ABOUT THIS EXERCISE:
Return the records exactly, with nothing added.

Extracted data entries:
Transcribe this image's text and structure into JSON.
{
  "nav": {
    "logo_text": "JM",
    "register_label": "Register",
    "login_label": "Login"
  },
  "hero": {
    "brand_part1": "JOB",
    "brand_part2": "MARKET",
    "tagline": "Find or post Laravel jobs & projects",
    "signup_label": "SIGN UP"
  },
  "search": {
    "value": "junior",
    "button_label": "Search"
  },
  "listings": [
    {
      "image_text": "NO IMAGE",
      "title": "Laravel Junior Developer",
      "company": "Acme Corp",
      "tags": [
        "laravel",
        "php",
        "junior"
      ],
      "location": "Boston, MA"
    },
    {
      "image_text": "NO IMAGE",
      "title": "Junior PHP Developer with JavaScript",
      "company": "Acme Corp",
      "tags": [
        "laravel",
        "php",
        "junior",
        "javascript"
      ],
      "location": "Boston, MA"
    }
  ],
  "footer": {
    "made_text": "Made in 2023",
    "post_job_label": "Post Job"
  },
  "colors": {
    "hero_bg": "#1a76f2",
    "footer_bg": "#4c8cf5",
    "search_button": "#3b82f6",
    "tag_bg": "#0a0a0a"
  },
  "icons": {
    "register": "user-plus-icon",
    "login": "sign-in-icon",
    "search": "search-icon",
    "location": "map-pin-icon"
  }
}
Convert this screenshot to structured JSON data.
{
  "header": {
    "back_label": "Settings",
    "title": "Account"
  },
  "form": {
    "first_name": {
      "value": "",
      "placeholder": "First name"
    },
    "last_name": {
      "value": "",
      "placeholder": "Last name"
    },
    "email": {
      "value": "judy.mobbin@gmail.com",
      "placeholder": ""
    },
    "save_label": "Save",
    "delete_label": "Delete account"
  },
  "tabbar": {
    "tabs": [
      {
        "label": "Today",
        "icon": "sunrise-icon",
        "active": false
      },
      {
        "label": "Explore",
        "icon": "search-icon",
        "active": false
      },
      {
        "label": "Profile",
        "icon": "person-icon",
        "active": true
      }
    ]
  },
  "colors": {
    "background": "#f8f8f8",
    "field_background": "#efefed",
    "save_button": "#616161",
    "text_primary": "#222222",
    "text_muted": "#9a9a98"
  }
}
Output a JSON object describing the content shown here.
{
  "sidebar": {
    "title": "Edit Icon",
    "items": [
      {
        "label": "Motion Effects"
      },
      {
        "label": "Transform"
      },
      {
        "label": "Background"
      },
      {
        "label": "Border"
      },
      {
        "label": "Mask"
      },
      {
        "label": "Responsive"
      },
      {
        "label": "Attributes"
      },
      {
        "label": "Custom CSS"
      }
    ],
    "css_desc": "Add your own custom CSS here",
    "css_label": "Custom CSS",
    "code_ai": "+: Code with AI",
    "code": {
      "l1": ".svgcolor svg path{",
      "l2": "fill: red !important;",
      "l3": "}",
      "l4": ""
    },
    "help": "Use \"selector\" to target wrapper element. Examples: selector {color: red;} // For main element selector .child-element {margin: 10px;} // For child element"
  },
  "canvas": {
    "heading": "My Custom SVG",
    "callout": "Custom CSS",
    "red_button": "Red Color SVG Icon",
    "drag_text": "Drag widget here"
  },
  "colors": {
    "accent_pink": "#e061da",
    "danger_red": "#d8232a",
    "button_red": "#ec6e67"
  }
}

RESULT OF THIS EXERCISE:
Transcribe this image's text and structure into JSON.
{
  "nav": {
    "logo_text": "JM",
    "register_label": "Register",
    "login_label": "Login"
  },
  "hero": {
    "brand_part1": "JOB",
    "brand_part2": "MARKET",
    "tagline": "Find or post Laravel jobs & projects",
    "signup_label": "SIGN UP"
  },
  "search": {
    "value": "junior",
    "button_label": "Search"
  },
  "listings": [
    {
      "image_text": "NO IMAGE",
      "title": "Laravel Junior Developer",
      "company": "Acme Corp",
      "tags": [
        "laravel",
        "php",
        "junior"
      ],
      "location": "Boston, MA"
    },
    {
      "image_text": "NO IMAGE",
      "title": "Junior PHP Developer with JavaScript",
      "company": "Acme Corp",
      "tags": [
        "laravel",
        "php",
        "junior",
        "javascript"
      ],
      "location": "Boston, MA"
    }
  ],
  "footer": {
    "made_text": "Made in 2023",
    "post_job_label": "Post Job"
  },
  "colors": {
    "hero_bg": "#1a76f2",
    "footer_bg": "#4c8cf5",
    "search_button": "#3b82f6",
    "tag_bg": "#0a0a0a"
  },
  "icons": {
    "register": "user-plus-icon",
    "login": "sign-in-icon",
    "search": "search-icon",
    "location": "map-pin-icon"
  }
}
Convert this screenshot to structured JSON data.
{
  "header": {
    "back_label": "Settings",
    "title": "Account"
  },
  "form": {
    "first_name": {
      "value": "",
      "placeholder": "First name"
    },
    "last_name": {
      "value": "",
      "placeholder": "Last name"
    },
    "email": {
      "value": "judy.mobbin@gmail.com",
      "placeholder": ""
    },
    "save_label": "Save",
    "delete_label": "Delete account"
  },
  "tabbar": {
    "tabs": [
      {
        "label": "Today",
        "icon": "sunrise-icon",
        "active": false
      },
      {
        "label": "Explore",
        "icon": "search-icon",
        "active": false
      },
      {
        "label": "Profile",
        "icon": "person-icon",
        "active": true
      }
    ]
  },
  "colors": {
    "background": "#f8f8f8",
    "field_background": "#efefed",
    "save_button": "#616161",
    "text_primary": "#222222",
    "text_muted": "#9a9a98"
  }
}
Output a JSON object describing the content shown here.
{
  "sidebar": {
    "title": "Edit Icon",
    "items": [
      {
        "label": "Motion Effects"
      },
      {
        "label": "Transform"
      },
      {
        "label": "Background"
      },
      {
        "label": "Border"
      },
      {
        "label": "Mask"
      },
      {
        "label": "Responsive"
      },
      {
        "label": "Attributes"
      },
      {
        "label": "Custom CSS"
      }
    ],
    "css_desc": "Add your own custom CSS here",
    "css_label": "Custom CSS",
    "code_ai": "+: Code with AI",
    "code": {
      "l1": ".svgcolor svg path{",
      "l2": "fill: red !important;",
      "l3": "}",
      "l4": ""
    },
    "help": "Use \"selector\" to target wrapper element. Examples: selector {color: red;} // For main element selector .child-element {margin: 10px;} // For child element"
  },
  "canvas": {
    "heading": "My Custom SVG",
    "callout": "Custom CSS",
    "red_button": "Red Color SVG Icon",
    "drag_text": "Drag widget here"
  },
  "colors": {
    "accent_pink": "#e061da",
    "danger_red": "#d8232a",
    "button_red": "#ec6e67"
  }
}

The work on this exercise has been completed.